Freelance Vol. 1: Angel of the Abyss
Andrew Wheeler & Jim Zub
Artists: Vaneda Vireak & Cindy Leong
Letterer: Andrew Thomas
Cover: Alex Perkins
Publisher: Chapterhouse Comics
A review by Nico Sprezzatura
Originally created by Ed Furness and Ted McCall in the 1940s, Lance Valiant —AKA Freelance— was a Doc Savage-esque pulp character who unfortunately fell into obscurity after superhero comics ceased being popular in North America. Freelance is an interesting product of his time and place; he was part of the Canadian “Golden Age” of comics that commenced once a WWII ban on non-essential imports (i.e. comic books) was lifted. American comics from that era have since become ubiquitous in modern-day pop culture, but the same can’t be said for their Canadian cousins.
Chapterhouse Comics is looking to change that. Launched in 2015 as the new publisher of fellow Canadian creation Captain Canuck, the so-called “Chapterverse” has steadily grown over the past few years, absorbing forgotten characters from Canadian comics past to join their shared continuity. Freelance, naturally, was one of them.
But this Freelance is quite different from his classic iteration. Reimagined by Andrew Wheeler (Another Castle) and Jim Zub (Wayward) as a gay, Bond-esque superhero, Chapterhouse’s Freelance offers something unique to an underserved demographic in comics — but that’s not to say the title won’t appeal to anybody outside the queer spectrum.
Freelance Vol. 1: Angel of the Abyss benefits from its shared pedigree of Wheeler and Zub. Wheeler, the former Editor-in-Chief of Comics Alliance, has been vocal about LGBTQ representation in comics for quite some time, Freelance very much feels like a mission statement on the subject — namely, that queer superheroes are just as interesting (and worthy) as straight ones. Themes of queerness previously showed up in his aforementioned Another Castle, but it’s definitely at the forefront here, and Freelance is all the better for it.
Zub, on the other hand, has quickly become one of Marvel’s most exciting new talents in recent years.
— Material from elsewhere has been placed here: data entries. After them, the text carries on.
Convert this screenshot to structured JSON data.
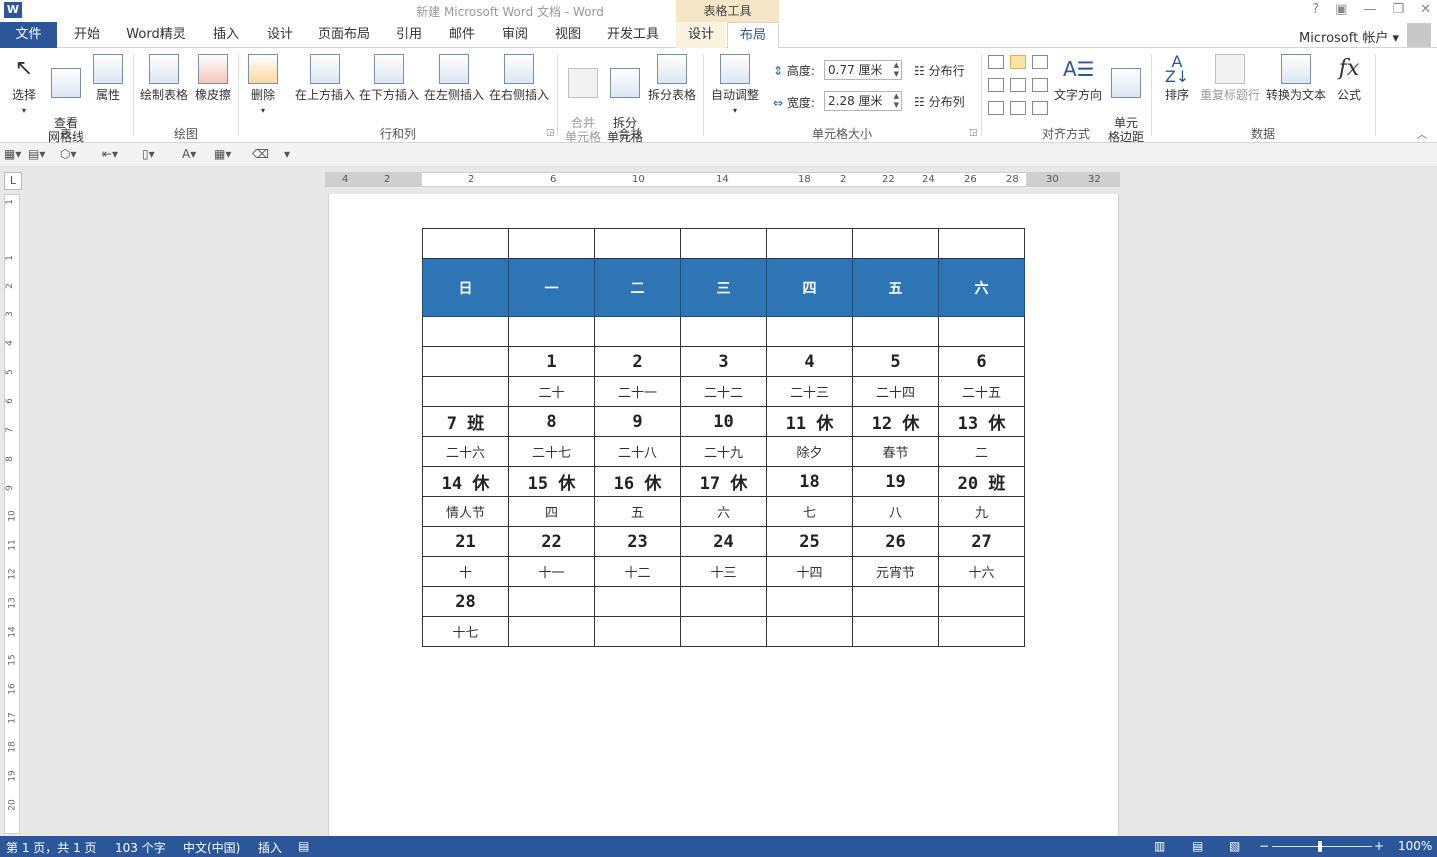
{
  "window": {
    "title": "新建 Microsoft Word 文档 - Word",
    "context_group": "表格工具",
    "controls": [
      "?",
      "▣",
      "—",
      "❐",
      "✕"
    ]
  },
  "tabs": [
    "文件",
    "开始",
    "Word精灵",
    "插入",
    "设计",
    "页面布局",
    "引用",
    "邮件",
    "审阅",
    "视图",
    "开发工具",
    "设计",
    "布局"
  ],
  "account": "Microsoft 帐户 ▾",
  "ribbon": {
    "table_group": {
      "label": "表",
      "select": "选择",
      "select_arrow": "▾",
      "gridlines": "查看\n网格线",
      "properties": "属性"
    },
    "draw_group": {
      "label": "绘图",
      "draw_table": "绘制表格",
      "eraser": "橡皮擦"
    },
    "rowcol_group": {
      "label": "行和列",
      "delete": "删除",
      "delete_arrow": "▾",
      "insert_above": "在上方插入",
      "insert_below": "在下方插入",
      "insert_left": "在左侧插入",
      "insert_right": "在右侧插入"
    },
    "merge_group": {
      "label": "合并",
      "merge_cells": "合并\n单元格",
      "split_cells": "拆分\n单元格",
      "split_table": "拆分表格"
    },
    "cellsize_group": {
      "label": "单元格大小",
      "autofit": "自动调整",
      "autofit_arrow": "▾",
      "height_label": "高度:",
      "height_value": "0.77 厘米",
      "width_label": "宽度:",
      "width_value": "2.28 厘米",
      "distribute_rows": "分布行",
      "distribute_cols": "分布列"
    },
    "align_group": {
      "label": "对齐方式",
      "text_direction": "文字方向",
      "cell_margins": "单元\n格边距"
    },
    "data_group": {
      "label": "数据",
      "sort": "排序",
      "repeat_header": "重复标题行",
      "convert_text": "转换为文本",
      "formula": "公式"
    }
  },
  "ruler": {
    "corner": "L",
    "h_ticks": [
      "4",
      "2",
      "2",
      "6",
      "10",
      "14",
      "18",
      "2",
      "22",
      "24",
      "26",
      "28",
      "30",
      "32"
    ],
    "v_ticks": [
      "1",
      "1",
      "2",
      "3",
      "4",
      "5",
      "6",
      "7",
      "8",
      "9",
      "10",
      "11",
      "12",
      "13",
      "14",
      "15",
      "16",
      "17",
      "18",
      "19",
      "20"
    ]
  },
  "calendar": {
    "headers": [
      "日",
      "一",
      "二",
      "三",
      "四",
      "五",
      "六"
    ],
    "rows": [
      {
        "type": "num",
        "cells": [
          "",
          "1",
          "2",
          "3",
          "4",
          "5",
          "6"
        ]
      },
      {
        "type": "lunar",
        "cells": [
          "",
          "二十",
          "二十一",
          "二十二",
          "二十三",
          "二十四",
          "二十五"
        ]
      },
      {
        "type": "num",
        "cells": [
          "7 班",
          "8",
          "9",
          "10",
          "11 休",
          "12 休",
          "13 休"
        ]
      },
      {
        "type": "lunar",
        "cells": [
          "二十六",
          "二十七",
          "二十八",
          "二十九",
          "除夕",
          "春节",
          "二"
        ]
      },
      {
        "type": "num",
        "cells": [
          "14 休",
          "15 休",
          "16 休",
          "17 休",
          "18",
          "19",
          "20 班"
        ]
      },
      {
        "type": "lunar",
        "cells": [
          "情人节",
          "四",
          "五",
          "六",
          "七",
          "八",
          "九"
        ]
      },
      {
        "type": "num",
        "cells": [
          "21",
          "22",
          "23",
          "24",
          "25",
          "26",
          "27"
        ]
      },
      {
        "type": "lunar",
        "cells": [
          "十",
          "十一",
          "十二",
          "十三",
          "十四",
          "元宵节",
          "十六"
        ]
      },
      {
        "type": "num",
        "cells": [
          "28",
          "",
          "",
          "",
          "",
          "",
          ""
        ]
      },
      {
        "type": "lunar",
        "cells": [
          "十七",
          "",
          "",
          "",
          "",
          "",
          ""
        ]
      }
    ]
  },
  "status": {
    "page": "第 1 页，共 1 页",
    "words": "103 个字",
    "language": "中文(中国)",
    "mode": "插入",
    "zoom": "100%",
    "zoom_level": 1.0
  },
  "colors": {
    "brand": "#2b579a",
    "table_header": "#2e75b6",
    "context_tab": "#f4e6c6"
  }
}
Shortly after the debut of Freelance, he began a fantastic little run on Uncanny Avengers that parlayed into the main Avengers title, with him co-writing the current “No Surrender” storyline. (He’s also just been announced as the new writer of Champions, which I’m very excited for.) Zub’s clear knack for superhero fiction —especially the soapier, relationship-based elements that many writers shy away from— definitely bolsters Wheeler’s, and they’re a great match for one another here.
Without giving anything away, a key relationship from the original Freelance comics has been switched to reflect his updated sexuality, and when they get their big romantic moment, it’s exceedingly satisfying. Queer people are exposed to hetero romance and sexuality all the time in fiction, so it’s really, really refreshing to see a gay superhero like Freelance have a badass career and get the guy. Queer power fantasies!
Also, Wheeler and Zub’s script allows for plenty of beefcake and gratuitous levels of nudity, so… thanks for that, fellas.
Speaking of that visual component, Vaneda Vireak & Cindy Leong’s art is another asset to Freelance. A bit looser than the kind of superhero art you’d see at Marvel or DC, their shared aesthetic is a good reflection of the character; a swashbuckler with pulpy origins like Freelance benefits from kinetic art. Their art is also very colorful, and since we’re dealing with a gay superhero, it only makes sense to present his world in rainbow-tastic palette. There’s specifically lots of pink and purple throughout, and anybody who knows their queer history is well-aware how significant those hues are to the LGBTQ community.
And the beefcake I mentioned above? It’s good. Love me some beefcake on handsome men.
Buy it! The world definitely needs more queer superheroes —perhaps now more than ever— and Freelance Vol. 1 is a fine introduction to one of the North’s most promising newcomers.